The Ma government in Taiwan is also promoting a more comprehensive diplomatic solution to the conflict in the form of its East China Sea Peace Initiative (ECSPI). The plan calls for a peaceful resolution to the dispute that: avoids antagonism; promotes dialogue; abides by international law; establishes a code of conduct; and allows for joint exploration and development of resources in the disputed area. Though it’s unlikely the Taiwanese plan will be accepted at face value by China, which views the self-governing island as its own province and thus lacking in the authority to engage in multilateral diplomacy, the ECSPI is the best attempt so far at taking this precarious regional flashpoint and transforming it into an economic boon for all parties involved.
Like so many other disputes past and present, it doesn’t matter so much which party is “right” on the Diaoyu Islands, but that the issue is resolved in a peaceful manner. Doing so will require an act of faith from both Japan and China. Abe may already be attempting, however feebly, to atone for his recent shrine visit, declaring that “no heroes rest at Yasukuni” in a Davos speech that was roundly panned by Chinese and South Korean diplomats. It will take a lot more than that to reopen the regional lines of communication, and the task might fall to the Japanese people, who need to send a message to Abe that his dream is not a shared one.

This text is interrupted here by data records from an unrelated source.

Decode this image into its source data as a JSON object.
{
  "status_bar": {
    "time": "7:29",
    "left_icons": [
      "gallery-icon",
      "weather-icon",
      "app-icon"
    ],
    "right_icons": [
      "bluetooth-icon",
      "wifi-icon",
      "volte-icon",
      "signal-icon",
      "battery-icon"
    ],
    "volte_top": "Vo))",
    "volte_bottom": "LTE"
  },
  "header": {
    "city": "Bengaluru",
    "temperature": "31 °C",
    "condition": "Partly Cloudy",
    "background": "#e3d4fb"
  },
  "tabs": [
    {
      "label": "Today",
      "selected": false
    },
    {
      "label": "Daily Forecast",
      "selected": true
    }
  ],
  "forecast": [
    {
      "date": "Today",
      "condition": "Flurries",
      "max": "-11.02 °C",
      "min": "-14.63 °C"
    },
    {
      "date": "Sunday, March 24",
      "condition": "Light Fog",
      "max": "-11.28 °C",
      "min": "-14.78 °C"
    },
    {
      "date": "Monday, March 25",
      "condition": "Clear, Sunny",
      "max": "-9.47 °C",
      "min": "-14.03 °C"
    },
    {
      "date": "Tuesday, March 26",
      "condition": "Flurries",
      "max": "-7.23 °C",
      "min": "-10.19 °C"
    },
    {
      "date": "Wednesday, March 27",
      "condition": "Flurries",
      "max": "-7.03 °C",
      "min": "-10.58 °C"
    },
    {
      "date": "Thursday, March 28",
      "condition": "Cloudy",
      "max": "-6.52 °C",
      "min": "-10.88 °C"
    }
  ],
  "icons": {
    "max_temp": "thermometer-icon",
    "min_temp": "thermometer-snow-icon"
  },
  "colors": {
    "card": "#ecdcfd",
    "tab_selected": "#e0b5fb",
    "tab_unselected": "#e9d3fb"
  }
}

A diplomatic opportunity lies in Japan’s self-marginalization if Beijing is willing to seize it. If the Chinese government can transcend the bitter history involved and take the lead in implementing the spirit of Taiwan’s ECSPI plan, it would go a long way in proving that Beijing is a responsible force in the region. This would serve Chinese interests in a wider sense, from defusing tensions in the South China Sea and sapping regional support for a greater US military presence, to even accruing some of that much sought-after soft power. When viewed in this light, the cost of serious, though ultimately passing popular dissatisfaction might be worth paying in order to shore up longer term strategic considerations.
Given what’s at risk – the lives, wealth, and legacy; not just in East Asia but the world – the decision to seek a peaceful solution should be a no-brainer.
For more information about the competing claims on the Diaoyu Islands, please click here.